One morning on his commute to his day job at Hancock, he drove by Kendall-Jackson’s field off 101 as it was prepping for a vineyard. D8s were bulldozing out huge white oaks. Bobby came over to my house that night enraged about the stupid things people think they can do to land and how the county never seems to know what to do. He wrote a letter to The Santa Barbara Independent. He wrote a lot of letters; he called people. And as a result, back when Apple sold for $14 a share, the county warred for three years about oak trees and finally resolved it all with an oak ordinance, which nobody liked — but the valley white oaks got protected.
Bob’s grandfather registered the Muleshoe brand in 1906. Bobby coauthored a book on the Muleshoe Cattle Company chronicling that earlier Isaacson who, after he dropped out of college in 1905, took a train west along the Canadian border to Montana, bought horses, and set out toward Mexico to find the perfect ranch. “Fear drought and think big” was how Bob summed up his grandfather’s 22-year Arizona saga.
Bob had had prostate cancer for seven years, but he had lived with it and the attendant therapies with his usual good humor. I had visited him at his house in the week before he died. As night fell, he grew tired. “I have no desire … ” he said. I thought he was going to say more, but he didn’t — as if suddenly surprised — as if some greater drought had come, and the reservoir was almost dry.

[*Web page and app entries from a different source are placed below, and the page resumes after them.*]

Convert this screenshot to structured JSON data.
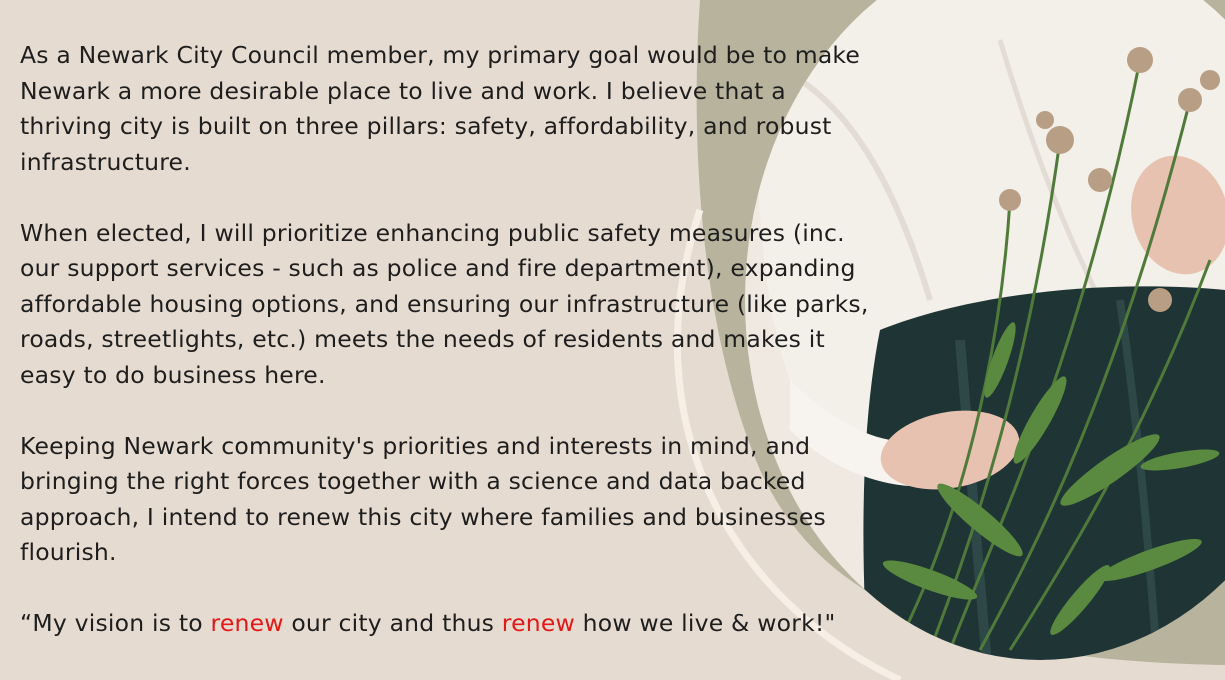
{
  "colors": {
    "background": "#e6dbd1",
    "olive_shape": "#b7b39d",
    "cream_arc": "#f7efe6",
    "text": "#1e1e1e",
    "accent": "#e51717",
    "blouse": "#f3efe9",
    "skirt": "#1f3434",
    "leaf": "#4f7a3a"
  },
  "paragraphs": [
    "As a Newark City Council member, my primary goal would be to make Newark a more desirable place to live and work. I believe that a thriving city is built on three pillars: safety, affordability, and robust infrastructure.",
    "When elected, I will prioritize enhancing public safety measures (inc. our support services - such as police and fire department), expanding affordable housing options, and ensuring our infrastructure (like parks, roads, streetlights, etc.) meets the needs of residents and makes it easy to do business here.",
    "Keeping Newark community's priorities and interests in mind, and bringing the right forces together with a science and data backed approach, I intend to renew this city where families and businesses flourish."
  ],
  "quote": {
    "part1": "“My vision is to ",
    "highlight1": "renew",
    "part2": " our city and thus ",
    "highlight2": "renew",
    "part3": " how we live & work!\""
  }
}
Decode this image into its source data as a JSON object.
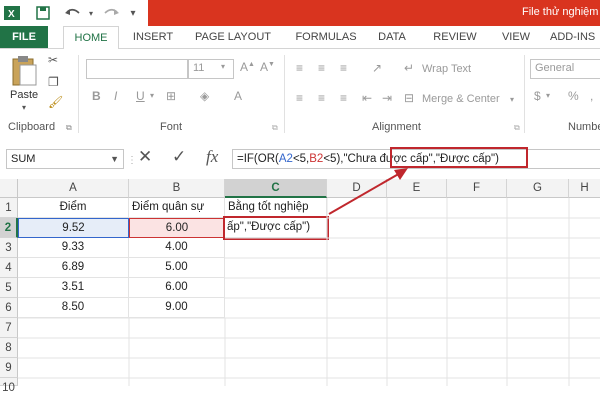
{
  "titlebar": {
    "filename": "File thử nghiệm"
  },
  "tabs": [
    "FILE",
    "HOME",
    "INSERT",
    "PAGE LAYOUT",
    "FORMULAS",
    "DATA",
    "REVIEW",
    "VIEW",
    "ADD-INS"
  ],
  "ribbon": {
    "paste_label": "Paste",
    "clipboard_label": "Clipboard",
    "font_label": "Font",
    "font_size": "11",
    "bold": "B",
    "italic": "I",
    "underline": "U",
    "wrap_text": "Wrap Text",
    "merge_center": "Merge & Center",
    "alignment_label": "Alignment",
    "number_format": "General",
    "number_label": "Numbe",
    "percent": "%",
    "comma": ","
  },
  "formula_bar": {
    "name_box": "SUM",
    "formula_parts": [
      {
        "text": "=IF(OR(",
        "color": "#222222"
      },
      {
        "text": "A2",
        "color": "#3366cc"
      },
      {
        "text": "<5,",
        "color": "#222222"
      },
      {
        "text": "B2",
        "color": "#cc3333"
      },
      {
        "text": "<5),\"Chưa được cấp\",\"Được cấp\")",
        "color": "#222222"
      }
    ]
  },
  "columns": [
    "A",
    "B",
    "C",
    "D",
    "E",
    "F",
    "G",
    "H"
  ],
  "rows": [
    "1",
    "2",
    "3",
    "4",
    "5",
    "6",
    "7",
    "8",
    "9",
    "10"
  ],
  "cells": {
    "A1": "Điểm",
    "B1": "Điểm quân sự",
    "C1": "Bằng tốt nghiệp",
    "A": [
      "9.52",
      "9.33",
      "6.89",
      "3.51",
      "8.50"
    ],
    "B": [
      "6.00",
      "4.00",
      "5.00",
      "6.00",
      "9.00"
    ],
    "C2": "ấp\",\"Được cấp\")"
  },
  "colors": {
    "excel_green": "#217346",
    "title_red": "#d9341f",
    "annotation_red": "#c0272d"
  }
}
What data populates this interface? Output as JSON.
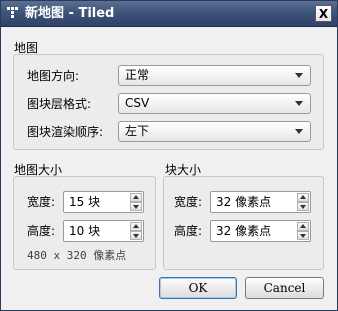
{
  "window": {
    "title": "新地图 - Tiled",
    "close_glyph": "X",
    "app_icon": "tiled-grid-icon"
  },
  "map": {
    "section_label": "地图",
    "orientation_label": "地图方向:",
    "orientation_value": "正常",
    "layer_format_label": "图块层格式:",
    "layer_format_value": "CSV",
    "render_order_label": "图块渲染顺序:",
    "render_order_value": "左下"
  },
  "map_size": {
    "section_label": "地图大小",
    "width_label": "宽度:",
    "width_value": "15 块",
    "height_label": "高度:",
    "height_value": "10 块",
    "pixel_size_note": "480 x 320 像素点"
  },
  "tile_size": {
    "section_label": "块大小",
    "width_label": "宽度:",
    "width_value": "32 像素点",
    "height_label": "高度:",
    "height_value": "32 像素点"
  },
  "buttons": {
    "ok": "OK",
    "cancel": "Cancel"
  }
}
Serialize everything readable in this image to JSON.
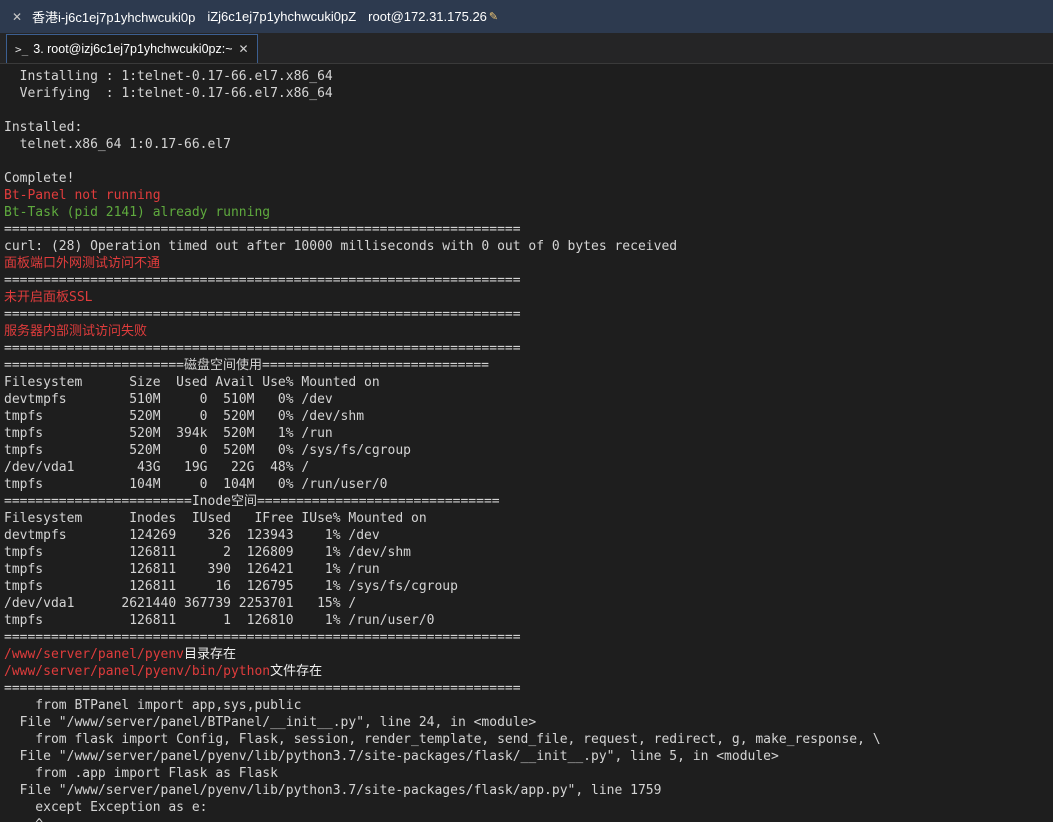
{
  "window": {
    "items": [
      "香港i-j6c1ej7p1yhchwcuki0p",
      "iZj6c1ej7p1yhchwcuki0pZ",
      "root@172.31.175.26"
    ]
  },
  "tab": {
    "label": "3. root@izj6c1ej7p1yhchwcuki0pz:~"
  },
  "colors": {
    "red": "#e03c3c",
    "green": "#5faa3e",
    "default": "#d4d4d4",
    "background": "#1e1e1e"
  },
  "terminal": {
    "lines": [
      [
        {
          "t": "  Installing : 1:telnet-0.17-66.el7.x86_64"
        }
      ],
      [
        {
          "t": "  Verifying  : 1:telnet-0.17-66.el7.x86_64"
        }
      ],
      [
        {
          "t": ""
        }
      ],
      [
        {
          "t": "Installed:"
        }
      ],
      [
        {
          "t": "  telnet.x86_64 1:0.17-66.el7"
        }
      ],
      [
        {
          "t": ""
        }
      ],
      [
        {
          "t": "Complete!"
        }
      ],
      [
        {
          "t": "Bt-Panel not running",
          "c": "red"
        }
      ],
      [
        {
          "t": "Bt-Task (pid 2141) already running",
          "c": "green"
        }
      ],
      [
        {
          "t": "=================================================================="
        }
      ],
      [
        {
          "t": "curl: (28) Operation timed out after 10000 milliseconds with 0 out of 0 bytes received"
        }
      ],
      [
        {
          "t": "面板端口外网测试访问不通",
          "c": "red"
        }
      ],
      [
        {
          "t": "=================================================================="
        }
      ],
      [
        {
          "t": "未开启面板SSL",
          "c": "red"
        }
      ],
      [
        {
          "t": "=================================================================="
        }
      ],
      [
        {
          "t": "服务器内部测试访问失败",
          "c": "red"
        }
      ],
      [
        {
          "t": "=================================================================="
        }
      ],
      [
        {
          "t": "=======================磁盘空间使用============================="
        }
      ],
      [
        {
          "t": "Filesystem      Size  Used Avail Use% Mounted on"
        }
      ],
      [
        {
          "t": "devtmpfs        510M     0  510M   0% /dev"
        }
      ],
      [
        {
          "t": "tmpfs           520M     0  520M   0% /dev/shm"
        }
      ],
      [
        {
          "t": "tmpfs           520M  394k  520M   1% /run"
        }
      ],
      [
        {
          "t": "tmpfs           520M     0  520M   0% /sys/fs/cgroup"
        }
      ],
      [
        {
          "t": "/dev/vda1        43G   19G   22G  48% /"
        }
      ],
      [
        {
          "t": "tmpfs           104M     0  104M   0% /run/user/0"
        }
      ],
      [
        {
          "t": "========================Inode空间==============================="
        }
      ],
      [
        {
          "t": "Filesystem      Inodes  IUsed   IFree IUse% Mounted on"
        }
      ],
      [
        {
          "t": "devtmpfs        124269    326  123943    1% /dev"
        }
      ],
      [
        {
          "t": "tmpfs           126811      2  126809    1% /dev/shm"
        }
      ],
      [
        {
          "t": "tmpfs           126811    390  126421    1% /run"
        }
      ],
      [
        {
          "t": "tmpfs           126811     16  126795    1% /sys/fs/cgroup"
        }
      ],
      [
        {
          "t": "/dev/vda1      2621440 367739 2253701   15% /"
        }
      ],
      [
        {
          "t": "tmpfs           126811      1  126810    1% /run/user/0"
        }
      ],
      [
        {
          "t": "=================================================================="
        }
      ],
      [
        {
          "t": "/www/server/panel/pyenv",
          "c": "red"
        },
        {
          "t": "目录存在",
          "c": "white"
        }
      ],
      [
        {
          "t": "/www/server/panel/pyenv/bin/python",
          "c": "red"
        },
        {
          "t": "文件存在",
          "c": "white"
        }
      ],
      [
        {
          "t": "=================================================================="
        }
      ],
      [
        {
          "t": "    from BTPanel import app,sys,public"
        }
      ],
      [
        {
          "t": "  File \"/www/server/panel/BTPanel/__init__.py\", line 24, in <module>"
        }
      ],
      [
        {
          "t": "    from flask import Config, Flask, session, render_template, send_file, request, redirect, g, make_response, \\"
        }
      ],
      [
        {
          "t": "  File \"/www/server/panel/pyenv/lib/python3.7/site-packages/flask/__init__.py\", line 5, in <module>"
        }
      ],
      [
        {
          "t": "    from .app import Flask as Flask"
        }
      ],
      [
        {
          "t": "  File \"/www/server/panel/pyenv/lib/python3.7/site-packages/flask/app.py\", line 1759"
        }
      ],
      [
        {
          "t": "    except Exception as e:"
        }
      ],
      [
        {
          "t": "    ^"
        }
      ]
    ]
  }
}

But Bobby was no good at endings. He was one of those guys who just liked the game. Someone else could figure out how to end it. There would always be some Chance card to be picked; some drought to ride out or to lay you in the dust; some story to retell around a flatbed after branding; some heifer that Sally would push him out of bed to check on some cold and rainy night; some other street in Dublin.